Exercise data START
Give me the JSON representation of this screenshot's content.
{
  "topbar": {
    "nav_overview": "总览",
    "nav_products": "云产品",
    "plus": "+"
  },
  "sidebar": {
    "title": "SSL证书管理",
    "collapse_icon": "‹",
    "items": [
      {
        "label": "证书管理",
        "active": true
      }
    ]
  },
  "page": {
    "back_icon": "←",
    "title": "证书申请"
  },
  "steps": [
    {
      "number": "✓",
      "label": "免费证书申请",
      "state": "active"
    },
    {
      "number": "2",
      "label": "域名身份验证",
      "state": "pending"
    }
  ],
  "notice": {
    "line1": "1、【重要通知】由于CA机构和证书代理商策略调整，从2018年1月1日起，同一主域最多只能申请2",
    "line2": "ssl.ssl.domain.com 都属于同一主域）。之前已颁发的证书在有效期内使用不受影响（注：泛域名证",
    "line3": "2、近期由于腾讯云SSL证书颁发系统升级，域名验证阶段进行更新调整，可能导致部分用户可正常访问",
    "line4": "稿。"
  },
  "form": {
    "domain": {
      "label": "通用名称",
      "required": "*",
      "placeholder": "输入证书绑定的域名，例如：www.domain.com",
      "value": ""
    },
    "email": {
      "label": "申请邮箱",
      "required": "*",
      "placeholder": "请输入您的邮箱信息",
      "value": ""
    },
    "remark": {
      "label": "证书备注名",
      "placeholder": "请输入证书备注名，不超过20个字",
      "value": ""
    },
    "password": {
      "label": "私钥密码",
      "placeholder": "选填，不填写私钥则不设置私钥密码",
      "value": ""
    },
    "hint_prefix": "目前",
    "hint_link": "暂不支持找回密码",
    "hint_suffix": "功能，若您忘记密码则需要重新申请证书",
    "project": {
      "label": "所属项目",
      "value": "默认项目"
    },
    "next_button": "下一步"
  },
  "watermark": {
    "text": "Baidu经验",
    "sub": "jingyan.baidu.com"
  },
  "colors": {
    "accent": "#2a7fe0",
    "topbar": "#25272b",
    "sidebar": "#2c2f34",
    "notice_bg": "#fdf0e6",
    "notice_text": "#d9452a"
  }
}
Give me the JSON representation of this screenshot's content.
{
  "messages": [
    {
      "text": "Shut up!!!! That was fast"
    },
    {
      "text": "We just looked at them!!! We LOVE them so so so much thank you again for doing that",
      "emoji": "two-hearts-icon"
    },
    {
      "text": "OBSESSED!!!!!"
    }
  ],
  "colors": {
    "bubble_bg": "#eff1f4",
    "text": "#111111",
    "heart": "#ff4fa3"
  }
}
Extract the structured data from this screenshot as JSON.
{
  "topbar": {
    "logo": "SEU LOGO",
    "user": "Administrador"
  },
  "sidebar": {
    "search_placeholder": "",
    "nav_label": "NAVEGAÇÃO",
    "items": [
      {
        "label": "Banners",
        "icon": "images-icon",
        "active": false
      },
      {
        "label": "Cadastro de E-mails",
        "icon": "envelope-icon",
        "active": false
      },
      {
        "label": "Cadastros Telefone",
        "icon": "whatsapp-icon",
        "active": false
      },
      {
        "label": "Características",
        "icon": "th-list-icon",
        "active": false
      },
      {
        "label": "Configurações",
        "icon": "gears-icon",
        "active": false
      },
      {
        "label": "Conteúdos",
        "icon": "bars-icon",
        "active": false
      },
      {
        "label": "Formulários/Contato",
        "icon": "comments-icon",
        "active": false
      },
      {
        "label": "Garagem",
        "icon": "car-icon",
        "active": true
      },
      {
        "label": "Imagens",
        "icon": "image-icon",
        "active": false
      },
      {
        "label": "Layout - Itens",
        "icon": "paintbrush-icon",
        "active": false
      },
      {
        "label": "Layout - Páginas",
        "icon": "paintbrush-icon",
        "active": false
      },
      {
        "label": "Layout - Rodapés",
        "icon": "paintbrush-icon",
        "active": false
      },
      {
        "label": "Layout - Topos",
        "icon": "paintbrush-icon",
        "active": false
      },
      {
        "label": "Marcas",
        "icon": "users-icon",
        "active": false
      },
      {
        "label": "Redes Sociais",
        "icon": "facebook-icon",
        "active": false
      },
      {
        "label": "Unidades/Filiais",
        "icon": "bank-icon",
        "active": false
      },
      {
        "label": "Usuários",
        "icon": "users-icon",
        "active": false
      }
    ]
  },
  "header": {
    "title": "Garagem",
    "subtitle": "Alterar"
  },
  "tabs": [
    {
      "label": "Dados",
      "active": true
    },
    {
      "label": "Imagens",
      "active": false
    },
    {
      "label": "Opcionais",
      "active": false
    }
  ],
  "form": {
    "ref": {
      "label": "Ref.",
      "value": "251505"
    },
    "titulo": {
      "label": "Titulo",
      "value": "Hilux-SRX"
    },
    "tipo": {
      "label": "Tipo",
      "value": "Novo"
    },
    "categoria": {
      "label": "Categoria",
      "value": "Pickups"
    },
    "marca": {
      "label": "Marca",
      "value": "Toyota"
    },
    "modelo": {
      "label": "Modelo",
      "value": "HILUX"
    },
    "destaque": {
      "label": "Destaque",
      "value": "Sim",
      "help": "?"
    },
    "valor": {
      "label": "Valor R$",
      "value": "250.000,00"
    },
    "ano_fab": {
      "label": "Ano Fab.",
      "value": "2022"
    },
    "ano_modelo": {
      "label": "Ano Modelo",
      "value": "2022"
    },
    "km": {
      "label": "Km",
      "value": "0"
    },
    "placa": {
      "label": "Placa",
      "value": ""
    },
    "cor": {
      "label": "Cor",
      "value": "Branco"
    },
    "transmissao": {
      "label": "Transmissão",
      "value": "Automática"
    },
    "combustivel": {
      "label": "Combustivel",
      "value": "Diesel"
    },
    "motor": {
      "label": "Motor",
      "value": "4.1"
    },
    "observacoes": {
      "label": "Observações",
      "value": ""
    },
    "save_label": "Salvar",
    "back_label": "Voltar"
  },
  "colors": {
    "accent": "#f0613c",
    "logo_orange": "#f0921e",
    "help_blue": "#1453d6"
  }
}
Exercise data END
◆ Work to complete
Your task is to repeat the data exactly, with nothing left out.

◆ Answer to the exercise
Give me the JSON representation of this screenshot's content.
{
  "topbar": {
    "nav_overview": "总览",
    "nav_products": "云产品",
    "plus": "+"
  },
  "sidebar": {
    "title": "SSL证书管理",
    "collapse_icon": "‹",
    "items": [
      {
        "label": "证书管理",
        "active": true
      }
    ]
  },
  "page": {
    "back_icon": "←",
    "title": "证书申请"
  },
  "steps": [
    {
      "number": "✓",
      "label": "免费证书申请",
      "state": "active"
    },
    {
      "number": "2",
      "label": "域名身份验证",
      "state": "pending"
    }
  ],
  "notice": {
    "line1": "1、【重要通知】由于CA机构和证书代理商策略调整，从2018年1月1日起，同一主域最多只能申请2",
    "line2": "ssl.ssl.domain.com 都属于同一主域）。之前已颁发的证书在有效期内使用不受影响（注：泛域名证",
    "line3": "2、近期由于腾讯云SSL证书颁发系统升级，域名验证阶段进行更新调整，可能导致部分用户可正常访问",
    "line4": "稿。"
  },
  "form": {
    "domain": {
      "label": "通用名称",
      "required": "*",
      "placeholder": "输入证书绑定的域名，例如：www.domain.com",
      "value": ""
    },
    "email": {
      "label": "申请邮箱",
      "required": "*",
      "placeholder": "请输入您的邮箱信息",
      "value": ""
    },
    "remark": {
      "label": "证书备注名",
      "placeholder": "请输入证书备注名，不超过20个字",
      "value": ""
    },
    "password": {
      "label": "私钥密码",
      "placeholder": "选填，不填写私钥则不设置私钥密码",
      "value": ""
    },
    "hint_prefix": "目前",
    "hint_link": "暂不支持找回密码",
    "hint_suffix": "功能，若您忘记密码则需要重新申请证书",
    "project": {
      "label": "所属项目",
      "value": "默认项目"
    },
    "next_button": "下一步"
  },
  "watermark": {
    "text": "Baidu经验",
    "sub": "jingyan.baidu.com"
  },
  "colors": {
    "accent": "#2a7fe0",
    "topbar": "#25272b",
    "sidebar": "#2c2f34",
    "notice_bg": "#fdf0e6",
    "notice_text": "#d9452a"
  }
}
Give me the JSON representation of this screenshot's content.
{
  "messages": [
    {
      "text": "Shut up!!!! That was fast"
    },
    {
      "text": "We just looked at them!!! We LOVE them so so so much thank you again for doing that",
      "emoji": "two-hearts-icon"
    },
    {
      "text": "OBSESSED!!!!!"
    }
  ],
  "colors": {
    "bubble_bg": "#eff1f4",
    "text": "#111111",
    "heart": "#ff4fa3"
  }
}
Extract the structured data from this screenshot as JSON.
{
  "topbar": {
    "logo": "SEU LOGO",
    "user": "Administrador"
  },
  "sidebar": {
    "search_placeholder": "",
    "nav_label": "NAVEGAÇÃO",
    "items": [
      {
        "label": "Banners",
        "icon": "images-icon",
        "active": false
      },
      {
        "label": "Cadastro de E-mails",
        "icon": "envelope-icon",
        "active": false
      },
      {
        "label": "Cadastros Telefone",
        "icon": "whatsapp-icon",
        "active": false
      },
      {
        "label": "Características",
        "icon": "th-list-icon",
        "active": false
      },
      {
        "label": "Configurações",
        "icon": "gears-icon",
        "active": false
      },
      {
        "label": "Conteúdos",
        "icon": "bars-icon",
        "active": false
      },
      {
        "label": "Formulários/Contato",
        "icon": "comments-icon",
        "active": false
      },
      {
        "label": "Garagem",
        "icon": "car-icon",
        "active": true
      },
      {
        "label": "Imagens",
        "icon": "image-icon",
        "active": false
      },
      {
        "label": "Layout - Itens",
        "icon": "paintbrush-icon",
        "active": false
      },
      {
        "label": "Layout - Páginas",
        "icon": "paintbrush-icon",
        "active": false
      },
      {
        "label": "Layout - Rodapés",
        "icon": "paintbrush-icon",
        "active": false
      },
      {
        "label": "Layout - Topos",
        "icon": "paintbrush-icon",
        "active": false
      },
      {
        "label": "Marcas",
        "icon": "users-icon",
        "active": false
      },
      {
        "label": "Redes Sociais",
        "icon": "facebook-icon",
        "active": false
      },
      {
        "label": "Unidades/Filiais",
        "icon": "bank-icon",
        "active": false
      },
      {
        "label": "Usuários",
        "icon": "users-icon",
        "active": false
      }
    ]
  },
  "header": {
    "title": "Garagem",
    "subtitle": "Alterar"
  },
  "tabs": [
    {
      "label": "Dados",
      "active": true
    },
    {
      "label": "Imagens",
      "active": false
    },
    {
      "label": "Opcionais",
      "active": false
    }
  ],
  "form": {
    "ref": {
      "label": "Ref.",
      "value": "251505"
    },
    "titulo": {
      "label": "Titulo",
      "value": "Hilux-SRX"
    },
    "tipo": {
      "label": "Tipo",
      "value": "Novo"
    },
    "categoria": {
      "label": "Categoria",
      "value": "Pickups"
    },
    "marca": {
      "label": "Marca",
      "value": "Toyota"
    },
    "modelo": {
      "label": "Modelo",
      "value": "HILUX"
    },
    "destaque": {
      "label": "Destaque",
      "value": "Sim",
      "help": "?"
    },
    "valor": {
      "label": "Valor R$",
      "value": "250.000,00"
    },
    "ano_fab": {
      "label": "Ano Fab.",
      "value": "2022"
    },
    "ano_modelo": {
      "label": "Ano Modelo",
      "value": "2022"
    },
    "km": {
      "label": "Km",
      "value": "0"
    },
    "placa": {
      "label": "Placa",
      "value": ""
    },
    "cor": {
      "label": "Cor",
      "value": "Branco"
    },
    "transmissao": {
      "label": "Transmissão",
      "value": "Automática"
    },
    "combustivel": {
      "label": "Combustivel",
      "value": "Diesel"
    },
    "motor": {
      "label": "Motor",
      "value": "4.1"
    },
    "observacoes": {
      "label": "Observações",
      "value": ""
    },
    "save_label": "Salvar",
    "back_label": "Voltar"
  },
  "colors": {
    "accent": "#f0613c",
    "logo_orange": "#f0921e",
    "help_blue": "#1453d6"
  }
}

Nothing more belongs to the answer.